cfg.members[0].host = <deployment_name>-mongodb-0.node.dc1.<consul_domain>:<port>
cfg.members[1].host = <deployment_name>-mongodb-1.node.dc1.<consul_domain>:<port>
cfg.members[2].host = <deployment_name>-mongodb-2.node.dc1.<consul_domain>:<port>
rs.reconfig(cfg, {"force": true})

Check MongoDB Health

Find the Cluster's Primary Node

Check which node has the primary property set to true.

bosh -d <deployment_name> ssh mongodb/0 -c 'echo "rs.isMaster()" | /var/vcap/packages/mongodb/bin/mongo' --results

Example: In this case, the node 0is the PRIMARY. Have a look at the output:

(...)
"secondary" : false,
"primary" : "<deployment_name>-mongodb-<node-index>.node.dc1.<consul_domain>:<port>",
"me" : "<deployment_name>-mongodb-<node-index>.node.dc1.<consul_domain>:<port>",
(...)

Check MongoDB status

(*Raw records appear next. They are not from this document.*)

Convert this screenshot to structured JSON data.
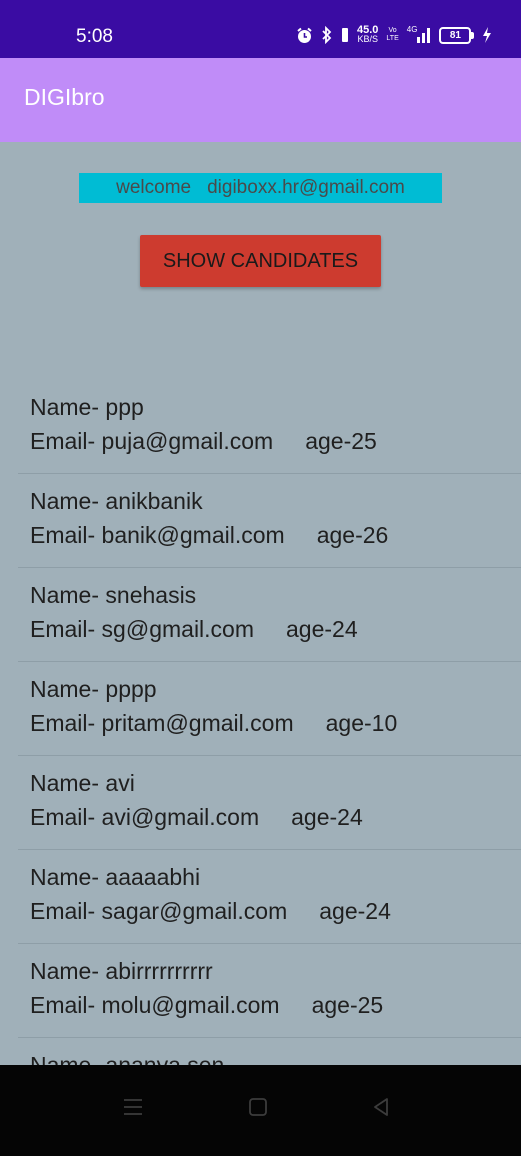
{
  "status_bar": {
    "time": "5:08",
    "speed_value": "45.0",
    "speed_unit": "KB/S",
    "vo_top": "Vo",
    "vo_bottom": "LTE",
    "network": "4G",
    "battery": "81"
  },
  "app_bar": {
    "title": "DIGIbro"
  },
  "welcome": {
    "prefix": "welcome",
    "email": "digiboxx.hr@gmail.com"
  },
  "button": {
    "label": "SHOW CANDIDATES"
  },
  "candidates": [
    {
      "name": "Name- ppp",
      "email": "Email-  puja@gmail.com",
      "age": "age-25"
    },
    {
      "name": "Name- anikbanik",
      "email": "Email-  banik@gmail.com",
      "age": "age-26"
    },
    {
      "name": "Name- snehasis",
      "email": "Email-  sg@gmail.com",
      "age": "age-24"
    },
    {
      "name": "Name- pppp",
      "email": "Email-  pritam@gmail.com",
      "age": "age-10"
    },
    {
      "name": "Name- avi",
      "email": "Email-  avi@gmail.com",
      "age": "age-24"
    },
    {
      "name": "Name- aaaaabhi",
      "email": "Email-  sagar@gmail.com",
      "age": "age-24"
    },
    {
      "name": "Name- abirrrrrrrrrr",
      "email": "Email-  molu@gmail.com",
      "age": "age-25"
    },
    {
      "name": "Name- ananya sen",
      "email": "",
      "age": ""
    }
  ],
  "nav": {
    "icons": [
      "menu-icon",
      "home-icon",
      "back-icon"
    ]
  },
  "colors": {
    "status_bar": "#3a0ca3",
    "app_bar": "#c08cf8",
    "background": "#a0b0b9",
    "welcome_bg": "#00bcd4",
    "button": "#cd3b2f",
    "nav_bar": "#050505"
  }
}
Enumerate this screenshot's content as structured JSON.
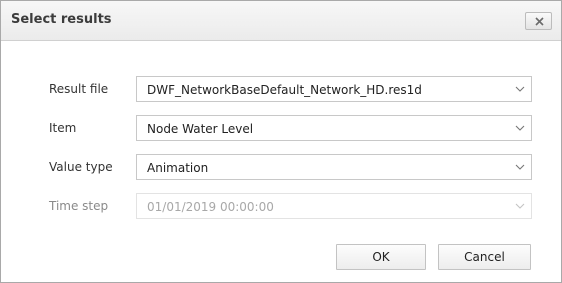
{
  "dialog": {
    "title": "Select results",
    "close_icon": "close-x-icon"
  },
  "fields": {
    "result_file": {
      "label": "Result file",
      "value": "DWF_NetworkBaseDefault_Network_HD.res1d"
    },
    "item": {
      "label": "Item",
      "value": "Node Water Level"
    },
    "value_type": {
      "label": "Value type",
      "value": "Animation"
    },
    "time_step": {
      "label": "Time step",
      "value": "01/01/2019 00:00:00",
      "disabled": true
    }
  },
  "buttons": {
    "ok": "OK",
    "cancel": "Cancel"
  },
  "icons": {
    "dropdown": "chevron-down-icon"
  }
}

  • Log into the primary node.
bosh -d <service-instance-deployment-name> ssh mongodb/<master_node_index>
sudo su -
  • Execute db.stats() in MongoDB's mongo shell.
/var/vcap/packages/mongodb/bin/mongo -u <username> -p <password> "admin"
db.stats()
  • Check if the database information complies with database backed up.

Check Replication Status

  1. Get into the primary node.
bosh -d <service-instance-deployment-name> ssh mongodb/<master_node_index>
sudo su -
  1. Execute rs.status() in MongoDB's mongo shell.
/var/vcap/packages/mongodb/bin/mongo -u <username> -p <password> "admin" rs.status()
  1. Check if there is 1 PRIMARY node and 2 SECONDARY nodes. Output:
(...)
"members" : [
{
"name" : "<deployment_name>-mongodb-0.node.dc1.<consul_domain>:<port>",
"health" : 1,
"stateStr" : "PRIMARY",
},
{
"name" : "<deployment_name>-mongodb-1.node.dc1.<consul_domain>:<port>",
"health" : 1,
"stateStr" : "SECONDARY",
},
{
"name" : "<deployment_name>-mongodb-2.node.dc1.<consul_domain>:<port>",
"health" : 1,
"stateStr" : "SECONDARY",
"uptime" : 52519,
}
],
(...)